[Dataset excerpts]
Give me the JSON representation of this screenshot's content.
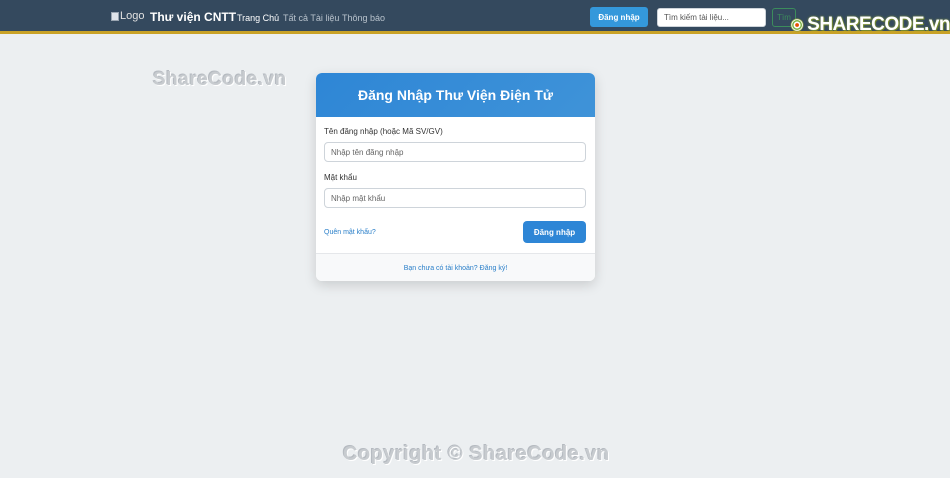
{
  "navbar": {
    "logo_alt": "Logo",
    "brand": "Thư viện CNTT",
    "links": [
      "Trang Chủ",
      "Tất cả Tài liệu",
      "Thông báo"
    ],
    "login_button": "Đăng nhập",
    "search_placeholder": "Tìm kiếm tài liệu...",
    "search_button": "Tìm"
  },
  "watermarks": {
    "top": "ShareCode.vn",
    "bottom": "Copyright © ShareCode.vn",
    "logo": "SHARECODE.vn"
  },
  "login_card": {
    "title": "Đăng Nhập Thư Viện Điện Tử",
    "username_label": "Tên đăng nhập (hoặc Mã SV/GV)",
    "username_placeholder": "Nhập tên đăng nhập",
    "password_label": "Mật khẩu",
    "password_placeholder": "Nhập mật khẩu",
    "forgot_password": "Quên mật khẩu?",
    "submit": "Đăng nhập",
    "register": "Bạn chưa có tài khoản? Đăng ký!"
  },
  "colors": {
    "navbar_bg": "#34495e",
    "accent": "#2e86d6",
    "page_bg": "#eceff1"
  }
}
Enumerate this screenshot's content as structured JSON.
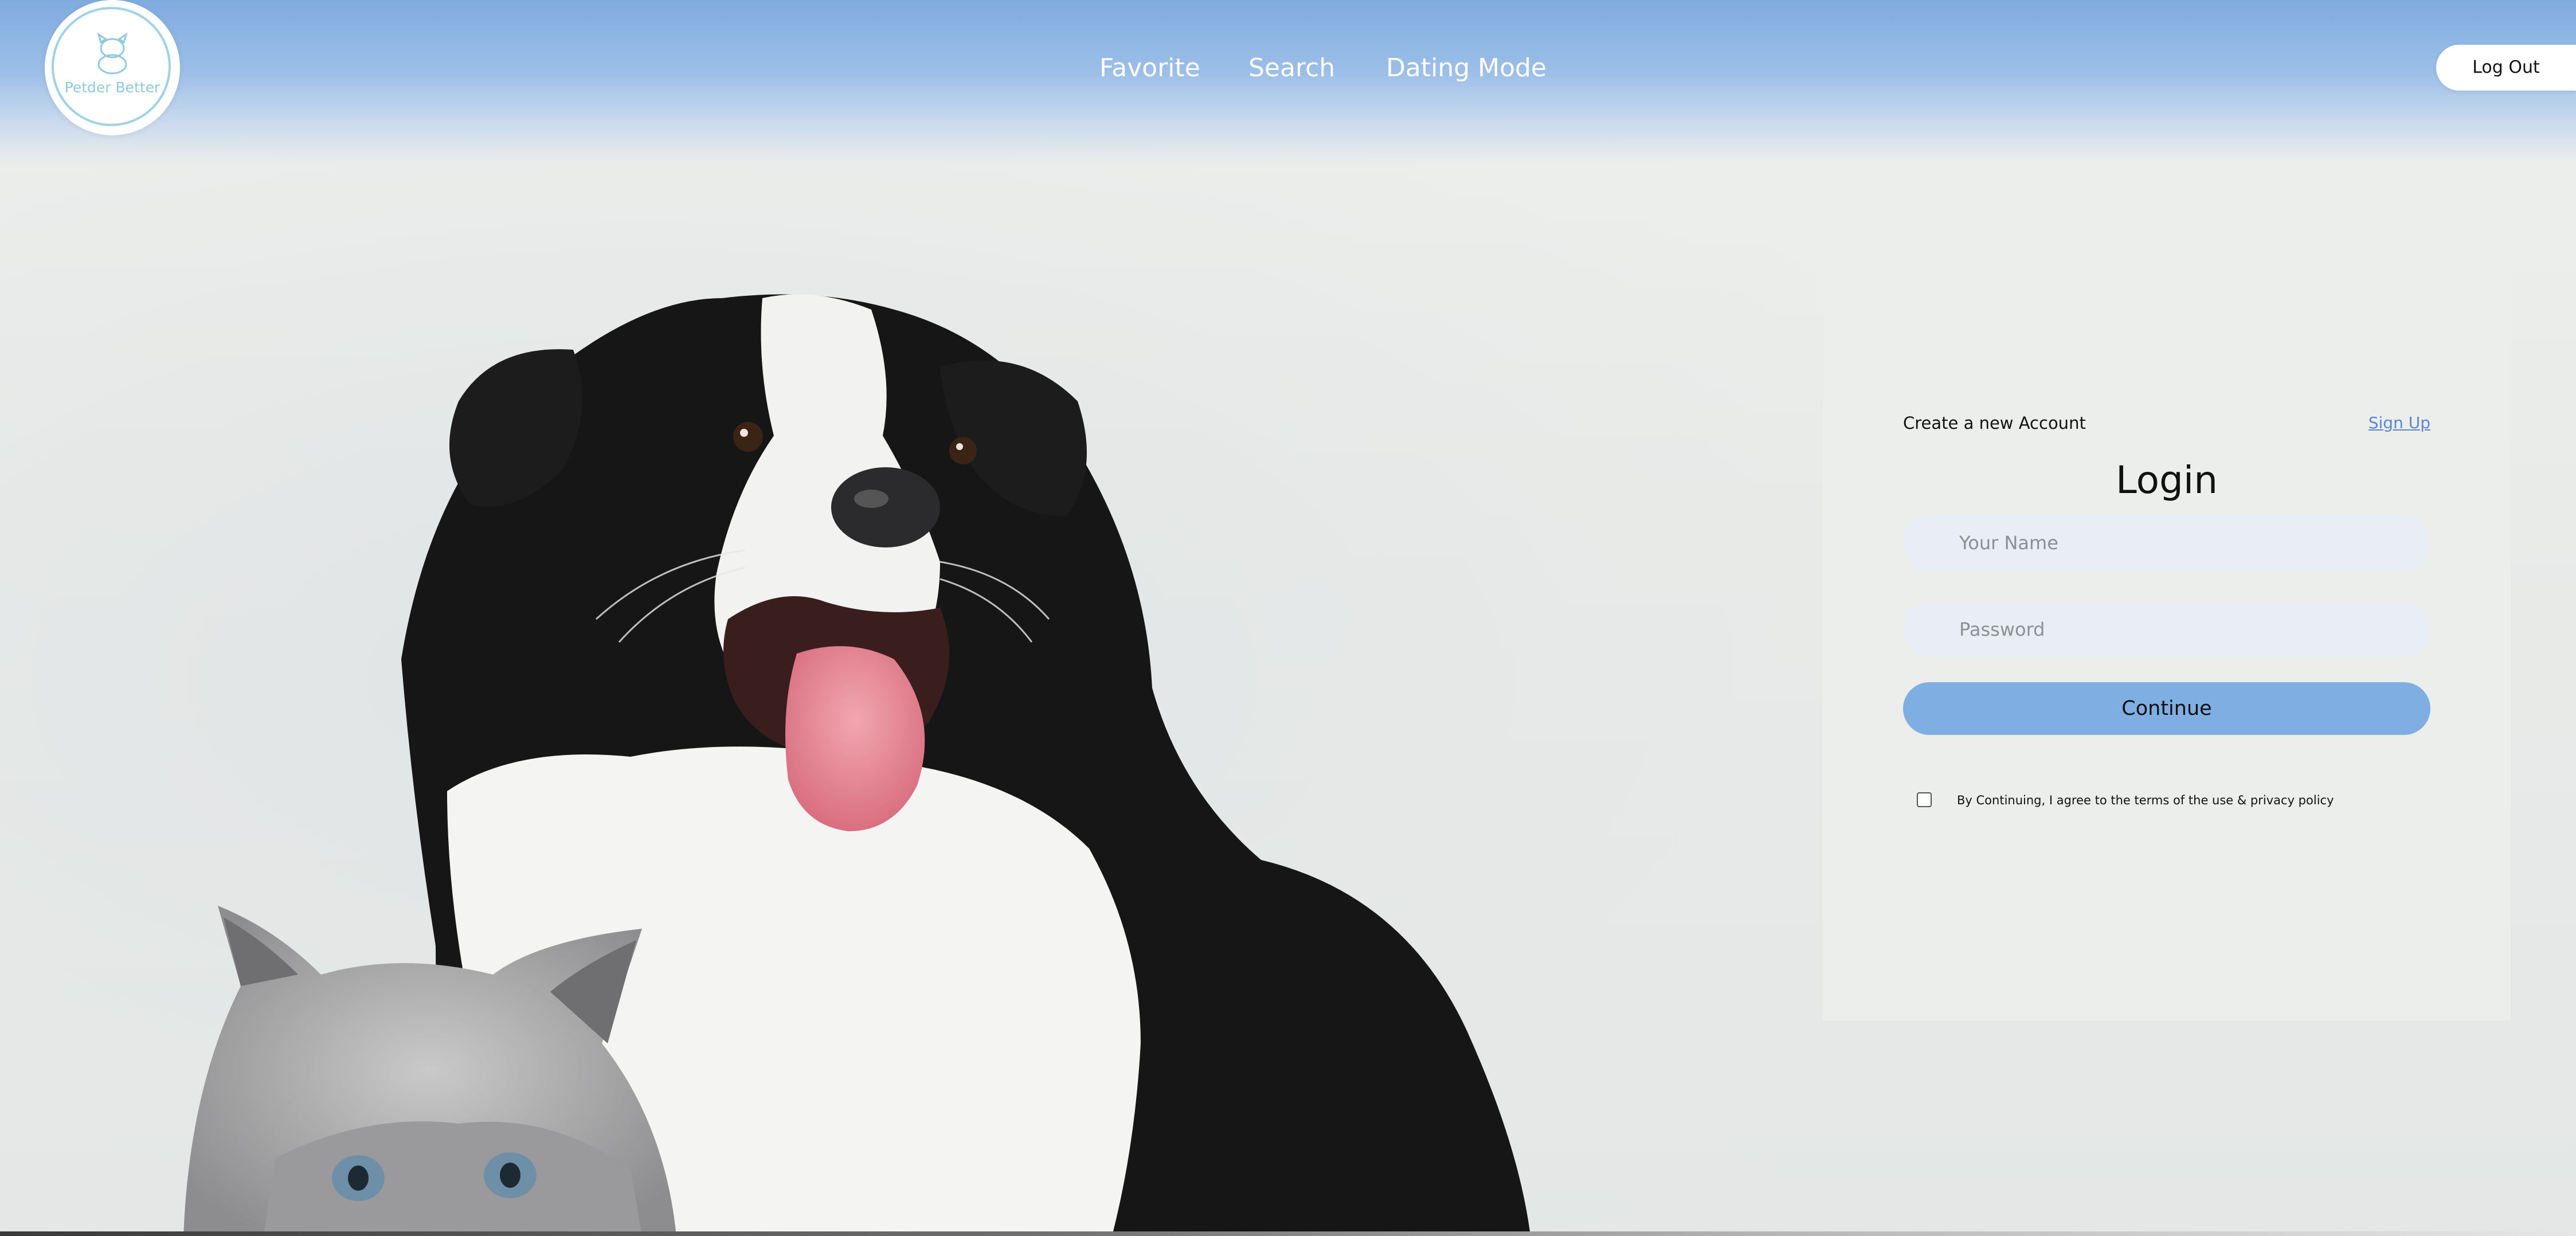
{
  "brand": {
    "logo_text": "Petder Better",
    "logo_icon": "cat-dog-icon",
    "accent": "#7faee3",
    "header_color": "#7fabdf"
  },
  "nav": {
    "items": [
      {
        "label": "Favorite"
      },
      {
        "label": "Search"
      },
      {
        "label": "Dating Mode"
      }
    ],
    "logout_label": "Log Out"
  },
  "login": {
    "create_account_label": "Create a new Account",
    "signup_link": "Sign Up",
    "title": "Login",
    "name_placeholder": "Your Name",
    "name_value": "",
    "password_placeholder": "Password",
    "password_value": "",
    "continue_label": "Continue",
    "terms_label": "By Continuing, I agree to the terms of the use & privacy policy",
    "terms_checked": false
  }
}
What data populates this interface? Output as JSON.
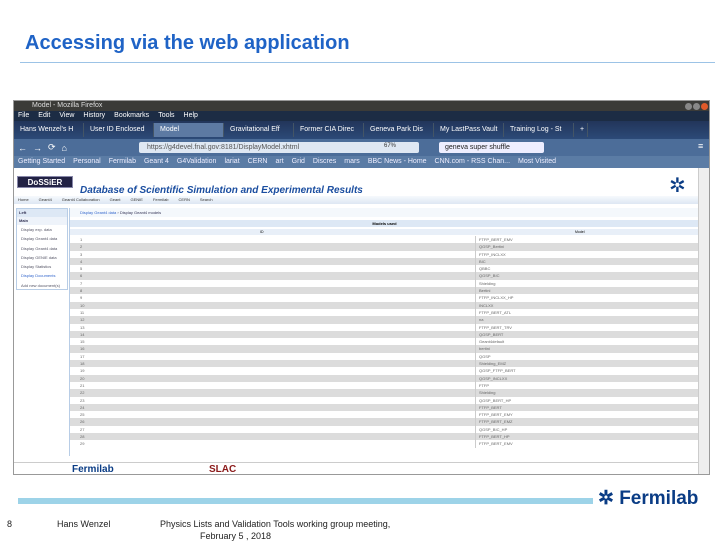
{
  "slide": {
    "title": "Accessing via the web application",
    "page_number": "8",
    "author": "Hans Wenzel",
    "meeting": "Physics Lists and Validation Tools working group meeting,",
    "date": "February 5 , 2018",
    "logo": "Fermilab"
  },
  "browser": {
    "window_title": "Model - Mozilla Firefox",
    "menu": [
      "File",
      "Edit",
      "View",
      "History",
      "Bookmarks",
      "Tools",
      "Help"
    ],
    "tabs": [
      "Hans Wenzel's H",
      "User ID Enclosed",
      "Model",
      "Gravitational Eff",
      "Former CIA Direc",
      "Geneva Park Dis",
      "My LastPass Vault",
      "Training Log - St"
    ],
    "url": "https://g4devel.fnal.gov:8181/DisplayModel.xhtml",
    "zoom": "67%",
    "search": "geneva super shuffle",
    "bookmarks": [
      "Getting Started",
      "Personal",
      "Fermilab",
      "Geant 4",
      "G4Validation",
      "lariat",
      "CERN",
      "art",
      "Grid",
      "Discres",
      "mars",
      "BBC News - Home",
      "CNN.com - RSS Chan...",
      "Most Visited"
    ]
  },
  "site": {
    "logo": "DoSSiER",
    "title": "Database of Scientific Simulation and Experimental Results",
    "fermilab_logo": "Fermilab",
    "nav": [
      "Home",
      "Geant4",
      "Geant4 Collaboration",
      "Geant",
      "GENIE",
      "Fermilab",
      "CERN",
      "Search"
    ],
    "left_title": "Left",
    "left_section": "Main",
    "left_items": [
      "Display exp. data",
      "Display Geant4 data",
      "Display Geant4 data",
      "Display GENIE data",
      "Display Statistics",
      "Display Documents",
      "Add new document(s)"
    ],
    "breadcrumb": [
      "Display Geant4 data",
      "Display Geant4 models"
    ],
    "table_title": "Models used",
    "col_id": "ID",
    "col_model": "Model",
    "rows": [
      "FTFP_BERT_EMV",
      "QGSP_Bertini",
      "FTFP_INCLXX",
      "BIC",
      "QBBC",
      "QGSP_BIC",
      "Shielding",
      "Bertini",
      "FTFP_INCLXX_HP",
      "INCLXX",
      "FTFP_BERT_ATL",
      "na",
      "FTFP_BERT_TRV",
      "QGSP_BERT",
      "Geant4default",
      "bertini",
      "QGSP",
      "Shielding_EMZ",
      "QGSP_FTFP_BERT",
      "QGSP_INCLXX",
      "FTFP",
      "Shielding",
      "QGSP_BERT_HP",
      "FTFP_BERT",
      "FTFP_BERT_EMY",
      "FTFP_BERT_EMZ",
      "QGSP_BIC_HP",
      "FTFP_BERT_HP",
      "FTFP_BERT_EMV"
    ],
    "footer_logos": [
      "Fermilab",
      "SLAC"
    ]
  }
}
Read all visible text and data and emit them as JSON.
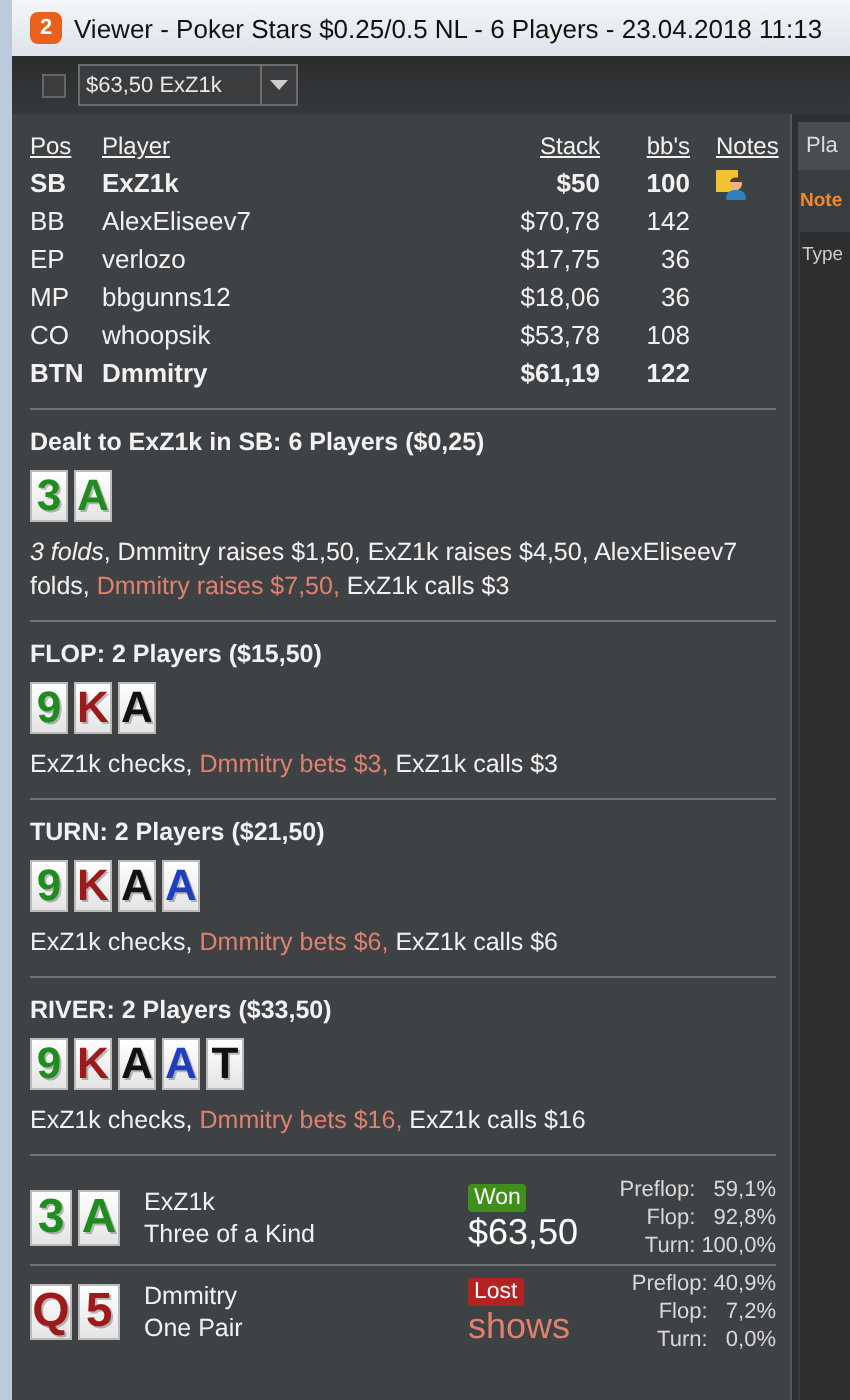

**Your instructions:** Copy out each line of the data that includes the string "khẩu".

**Answer box:**
    "password_label": "Mật khẩu",
    "password_placeholder": "Nhập mật khẩu",
    "forgot_password": "Quên mật khẩu?",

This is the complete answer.